When researching drugs to prescribe, medical professionals may be unknowingly influenced by selective publishing of clinical trial data — which makes some drugs appear more effective than they actually are.
It’s a problem medical student Brian Chernak ’14 wanted to take on, so he began exploring how he could support better reporting of clinical trials. Now, thanks to a resolution Chernak authored, the American Medical Association (AMA) — the largest association of physicians and medical students in the country — is bringing more attention to the issue.
Chernak, a molecular biology major at Colgate who is now in his third year at SUNY Downstate Medical Center, was motivated by a conversation he had with another alumnus last January. That person (who asked to be anonymous) worked on a study at a large research institution involving a drug already on the market. Although the study showed that the drug did not work as well as others, he told Chernak the company did not want the findings published.
“That got me thinking, wow, that’s not OK,” Chernak said. He began researching the issue to see if anyone else was talking about it, and found the AllTrials campaign.
Chernak learned that many clinical trials are not made available to the public. “All these trials to determine whether or not drugs, protocols, and procedures [are effective] aren’t ever published,” he said. This makes it difficult for medical professionals to effectively research and prescribe treatments, he noted.
The Food and Drug Administration Amendments Act of 2007 (FDAAA) requires that many types of clinical trials be registered at ClinicalTrials.gov before a study is conducted, with results published within a year after the trial’s completion. “Evidence shows that the vast majority of clinical trials conducted in the United States still aren’t published at this website within one year, and about half of them are never published,” Chernak said.
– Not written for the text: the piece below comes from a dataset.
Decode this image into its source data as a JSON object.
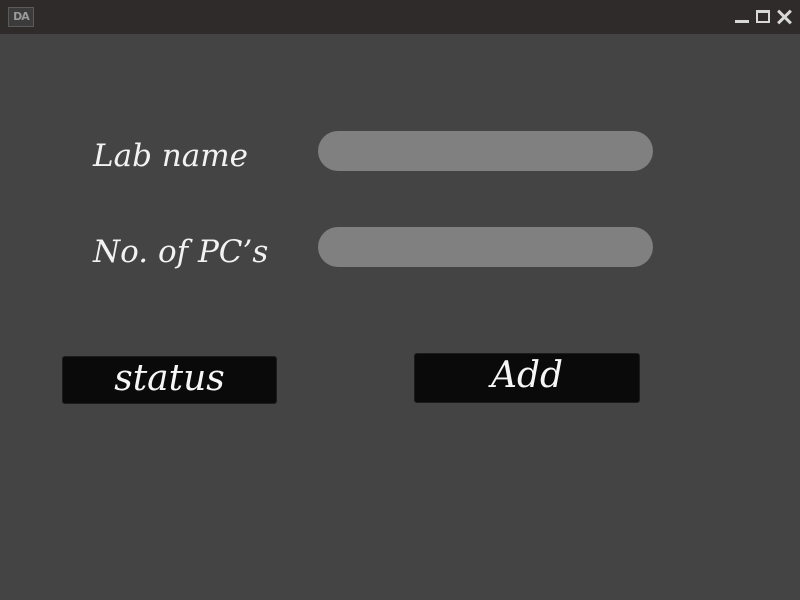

In addition, medical journals’ editorial preferences tend to favor trials demonstrating positive or unique outcomes as opposed to negative or repetitive ones, Chernak explained. The New England Journal of Medicine, in 2008, ran a study that examined selective medical journal publishing of antidepressant trials from 1987 to 2004. Of the 74 trials during that period, 38 were positive and 36 were negative. Medical journals published 37 of the 38 positive trials, but only three of the negative studies.
“If you’re a researcher, [you’d find overwhelmingly positive data] making it appear these antidepressants worked much better and much more definitively than what actually was the case,” Chernak said.
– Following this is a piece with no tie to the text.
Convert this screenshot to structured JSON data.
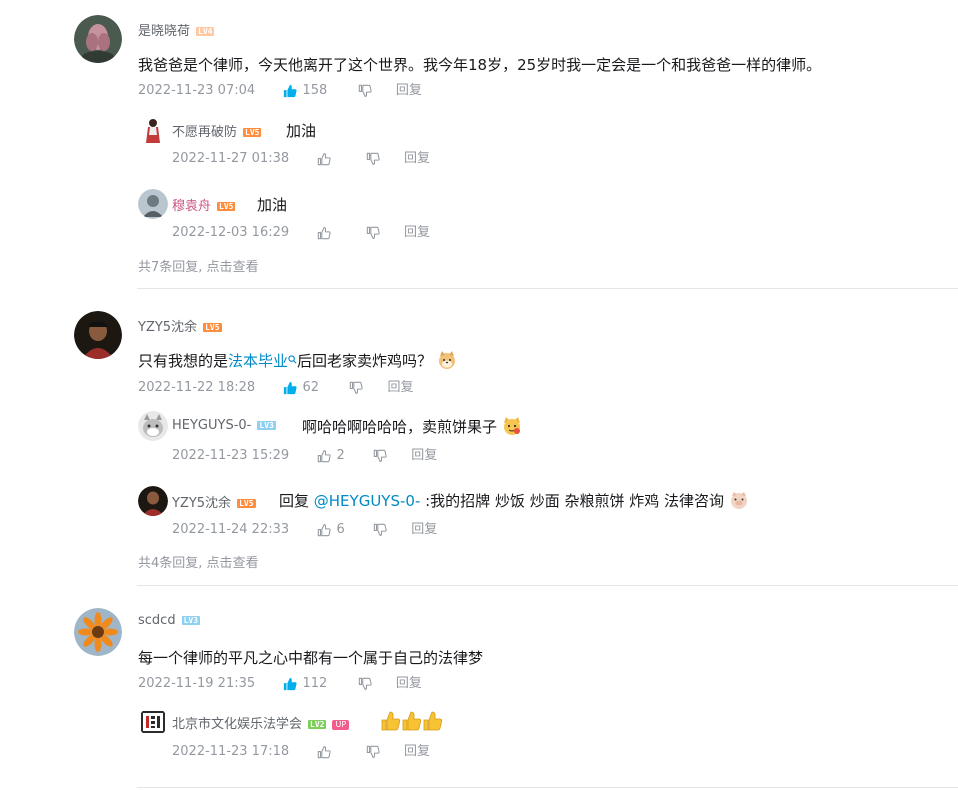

Having been involved with the AMA medical student section (AMA-MSS) at Downstate, he got the idea to write a resolution there. “People always said, ‘If you find something you think needs to be changed, write a resolution; you can go to the AMA meeting and get medical students to support a policy change.’”
Chernak worked on the resolution calling for the AMA to support improved enforcement of the FDAAA regarding registration and reporting of trials. It also called for the AMA to sign the AllTrials petition supporting the registration of all past, present, and future clinical trials and the release of their summary reports.
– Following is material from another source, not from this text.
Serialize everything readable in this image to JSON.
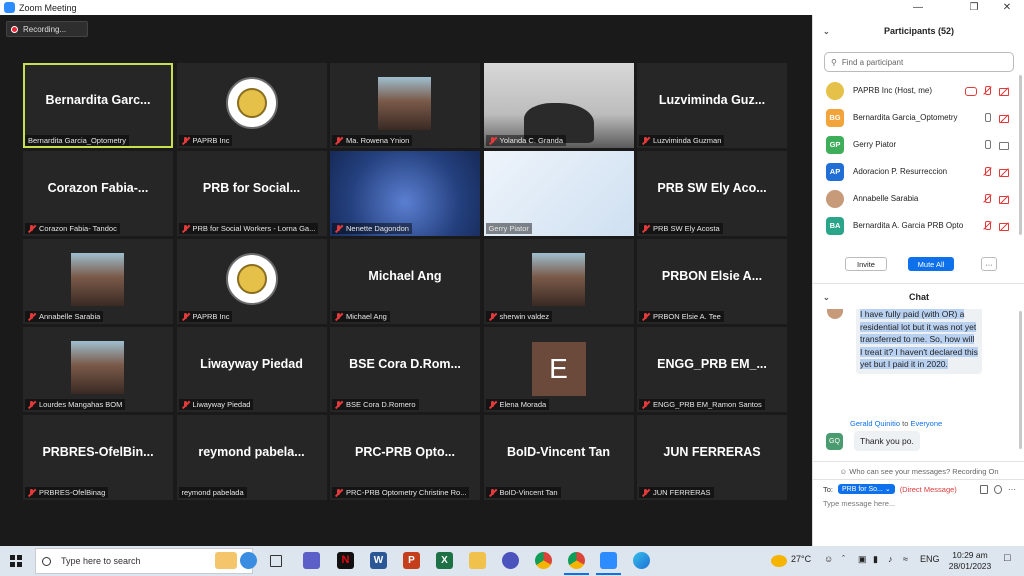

At its meeting, the AMA approved the parts of his resolution concerning support for stronger enforcement of FDAAA deadlines, and support for the timely dissemination of clinical trial outcomes for public accessibility. AMA President Steven J. Stack said, “The AMA strongly supports improving the timeliness and accessibility of clinical trial data to reduce the duplication of research and help inform future research — ultimately improving health outcomes for patients. The AMA is pleased to join the AllTrials initiative to continue efforts aimed at ensuring open access to clinical trial data for physicians, researchers, and patients.”
Going forward, Chernak has been named as the medical student ambassador for the AllTrials USA campaign. He has also been giving speeches to medical students, telling them “that we take everything we learn in a textbook for granted, especially on drugs … and it’s important for us to [remember] that it’s not set in stone, and we should do research on the drugs we are prescribing.”
— Phil Gusman